On the Design of a Bioacoustic Sensor for the Early Detection of the Red Palm Weevil

Autores UPV
Revista Sensors


During the last two decades Red Palm Weevil (RPW, Rynchophorus Ferrugineus) has become one of the most dangerous threats to palm trees in many parts of the World. Its early detection is difficult, since palm trees do not show visual evidence of infection until it is too late for them to recover. For this reason the development of efficient early detection mechanisms is a critical element of RPW pest management systems. One of the early detection mechanisms proposed in the literature is based on acoustic monitoring, as the activity of RPW larvae inside the palm trunk is audible for human operators under acceptable environmental noise levels (rural areas, night periods, etc.). In this work we propose the design of an autonomous bioacoustic sensor that can be installed in every palm tree under study and is able to analyze the captured audio signal during large periods of time. The results of the audio analysis would be reported wirelessly to a control station, to be subsequently processed and conveniently stored. That control station is to be accessible via the Internet. It is programmed to send warning messages when predefined alarm thresholds are reached, thereby allowing supervisors to check on-line the status and evolution of the palm tree orchards.
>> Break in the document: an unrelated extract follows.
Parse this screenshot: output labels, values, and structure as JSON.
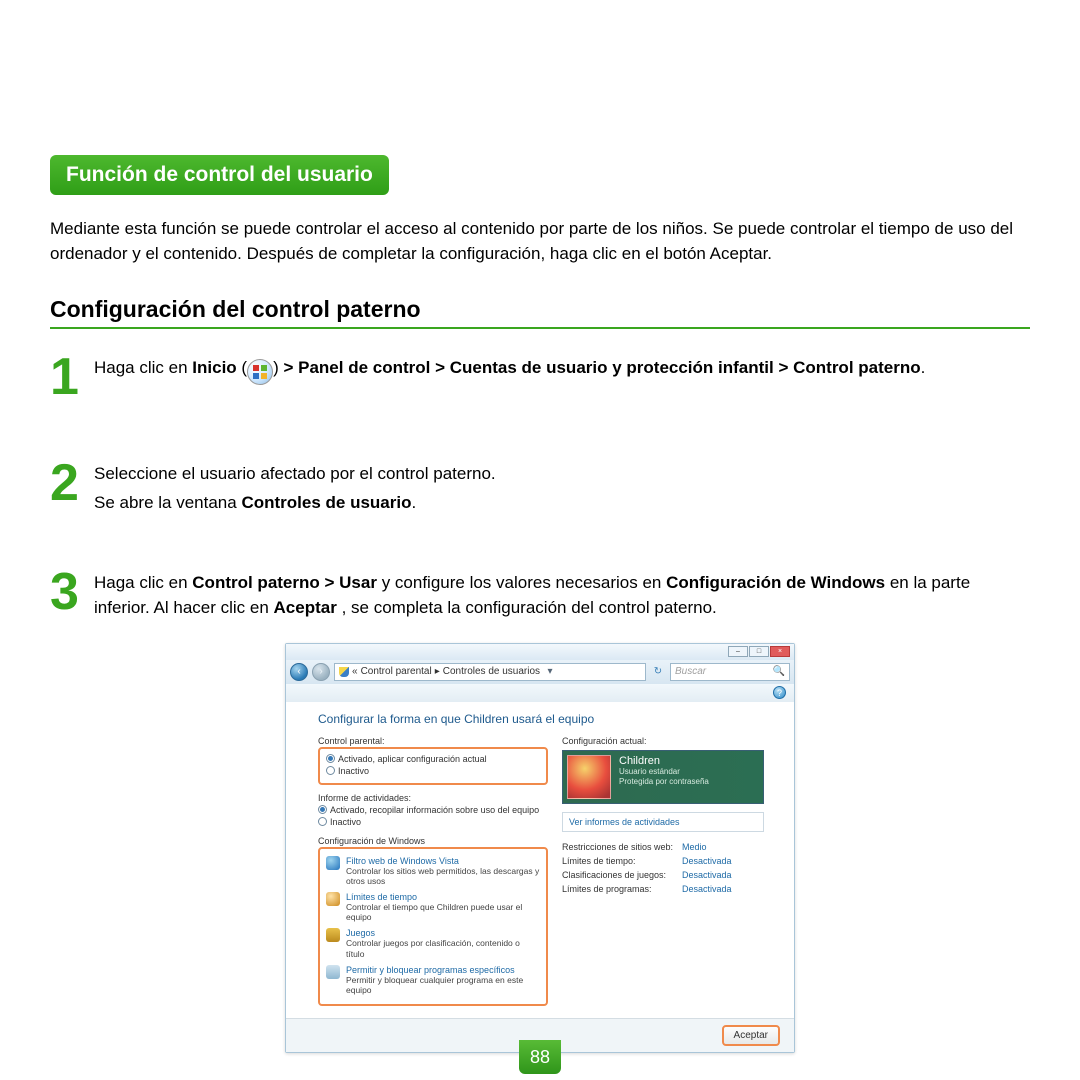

We have developed a bioacoustic sensor prototype and performed an extensive set of experiments to measure its detection capability, achieving average detection rates over 90%.